Speaking of which....
Which head coaches are on the "bubble" this season? I'm not looking for the worst coaches, but rather, which ones might be out of work with another lackluster year? -- Art Smalley, Huntington Beach, Calif.
It may be time to rename this Art Smalley's Mailbag. Last week I pointed out that he'd gotten a question in two straight weeks. Art wrote back to point out that I'd actually published him four times this summer alone. This is the fifth. What can I say, he asks good, concise questions.
Dennis Franchione has got to be No. 1 on the list. No way will Texas A&M stand for another mediocre season (7-5 or worse) while paying him $2 million a year. Next up would be Missouri's Gary Pinkel, who's been fortunate to survive the chopping block this long. With the departure last year of his No. 1 fan, AD Dave Braine, Georgia Tech's Chan Gailey is definitely vulnerable. Ditto for N.C. State's Chuck Amato. And Arizona State's Dirk Koetter can't afford another implosion like last year's.
I know there are a lot of Miami fans who would like to see Larry Coker on the list, and for some reason I've gotten a ton of e-mails from Michigan recently about Lloyd Carr's supposed hot seat, but I don't see either school pulling the plug on coach with a national championship unless something drastic happens.
I'm going to keep sending this question until you publish it! SMU went 5-6 last year with wins over UTEP, TCU and Houston -- bowl teams -- and four of its losses were by less than a touchdown. Do you think this is the year the Mustangs finally make a bowl game? -- Scott Seibel, Dallas
Who would you blame more for last week's Entourage debacle: Vince for being insecure and immature, Drama for being a pompous has-been or Eric for putting a threesome ahead of business? -- William Hroncich, Columbus, Ohio
That's a no-brainer: Vince.

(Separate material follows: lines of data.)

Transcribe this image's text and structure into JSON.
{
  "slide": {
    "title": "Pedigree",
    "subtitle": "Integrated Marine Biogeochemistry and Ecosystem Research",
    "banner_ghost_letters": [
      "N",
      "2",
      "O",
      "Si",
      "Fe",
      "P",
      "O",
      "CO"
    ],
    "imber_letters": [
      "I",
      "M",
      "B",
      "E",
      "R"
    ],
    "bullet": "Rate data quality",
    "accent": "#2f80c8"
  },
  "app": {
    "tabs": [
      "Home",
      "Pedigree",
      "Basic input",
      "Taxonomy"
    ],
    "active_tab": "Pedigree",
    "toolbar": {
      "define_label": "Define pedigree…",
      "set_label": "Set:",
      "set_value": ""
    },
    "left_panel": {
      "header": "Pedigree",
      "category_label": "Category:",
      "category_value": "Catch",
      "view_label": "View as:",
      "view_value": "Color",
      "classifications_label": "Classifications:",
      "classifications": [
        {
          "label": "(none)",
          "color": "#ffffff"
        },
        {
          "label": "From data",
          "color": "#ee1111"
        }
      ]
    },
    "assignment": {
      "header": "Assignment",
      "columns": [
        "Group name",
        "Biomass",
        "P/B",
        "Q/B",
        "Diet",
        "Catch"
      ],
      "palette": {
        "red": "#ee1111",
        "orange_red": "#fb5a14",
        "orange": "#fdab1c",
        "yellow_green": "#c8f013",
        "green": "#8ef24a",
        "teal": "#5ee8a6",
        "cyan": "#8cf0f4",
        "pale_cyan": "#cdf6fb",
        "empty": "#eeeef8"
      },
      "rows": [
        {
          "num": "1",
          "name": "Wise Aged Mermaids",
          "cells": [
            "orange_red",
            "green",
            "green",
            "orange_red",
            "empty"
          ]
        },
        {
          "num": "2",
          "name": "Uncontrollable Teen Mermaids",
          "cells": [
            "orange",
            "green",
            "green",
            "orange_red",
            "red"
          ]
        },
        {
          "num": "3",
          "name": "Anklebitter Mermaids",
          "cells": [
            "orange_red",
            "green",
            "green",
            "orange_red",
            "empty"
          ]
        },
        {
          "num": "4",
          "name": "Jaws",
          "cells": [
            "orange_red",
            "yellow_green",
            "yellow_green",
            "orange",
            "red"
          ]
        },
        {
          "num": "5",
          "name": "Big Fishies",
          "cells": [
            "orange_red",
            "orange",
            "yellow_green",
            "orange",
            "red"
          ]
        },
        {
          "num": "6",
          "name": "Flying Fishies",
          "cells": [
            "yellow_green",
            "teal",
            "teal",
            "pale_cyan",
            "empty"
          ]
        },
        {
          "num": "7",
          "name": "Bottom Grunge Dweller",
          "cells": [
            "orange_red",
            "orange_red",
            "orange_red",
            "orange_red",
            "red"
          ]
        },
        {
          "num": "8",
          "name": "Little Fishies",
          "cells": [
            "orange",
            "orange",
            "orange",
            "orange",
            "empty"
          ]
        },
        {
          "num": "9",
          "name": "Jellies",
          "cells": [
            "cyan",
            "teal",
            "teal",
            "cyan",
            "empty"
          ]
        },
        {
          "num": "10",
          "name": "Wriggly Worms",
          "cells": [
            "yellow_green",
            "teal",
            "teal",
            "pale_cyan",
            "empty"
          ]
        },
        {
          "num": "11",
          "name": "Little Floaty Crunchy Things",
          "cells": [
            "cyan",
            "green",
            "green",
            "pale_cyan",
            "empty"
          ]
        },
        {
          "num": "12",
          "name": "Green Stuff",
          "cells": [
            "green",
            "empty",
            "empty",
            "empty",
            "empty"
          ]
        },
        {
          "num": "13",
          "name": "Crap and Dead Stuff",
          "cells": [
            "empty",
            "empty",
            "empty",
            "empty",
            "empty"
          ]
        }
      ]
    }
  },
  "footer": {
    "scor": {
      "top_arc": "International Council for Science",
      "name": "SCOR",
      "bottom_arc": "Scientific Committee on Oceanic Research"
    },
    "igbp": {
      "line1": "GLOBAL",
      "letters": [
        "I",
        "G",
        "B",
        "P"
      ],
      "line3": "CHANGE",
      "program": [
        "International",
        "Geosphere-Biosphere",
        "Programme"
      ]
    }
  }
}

You know, one of the interesting things about Entourage is that its main character also happens to be its least likable. The only reason you find yourself rooting for him to get the big parts is for Drama and Turtle's benefit. He got what he deserved this time. And I think we can all agree that Eric did exactly what just about any other American male would have done in the same situation.
You are intellectually distorted, not to mention uninformed. Pete Carroll doesn't go for fourth-and-two, Vince scores from anywhere. Those morons who are making noise are just as stupid as you are, Mandel. The problem was that Pete used the wrong formation to go for the fourth down. USC should be national champs again. The game was badly called, mistakes galore. Bad officiating. It was not only given away by uncharacteristic play by SC, but taken away by the officials and Mack Brown's childish behavior. SC will be back, Texas won't. -- Dr. Frank Hernandez, La Quinta, Calif.
I'm just trying to determine which is the scariest part of this e-mail.
1. That Frank is still so rabidly bitter and, I think we can all agree, a rather sore loser, nearly seven months after the fact.
2. That he's so worked up about this that he somehow failed to notice that the comment of mine he was responding to defended Carroll.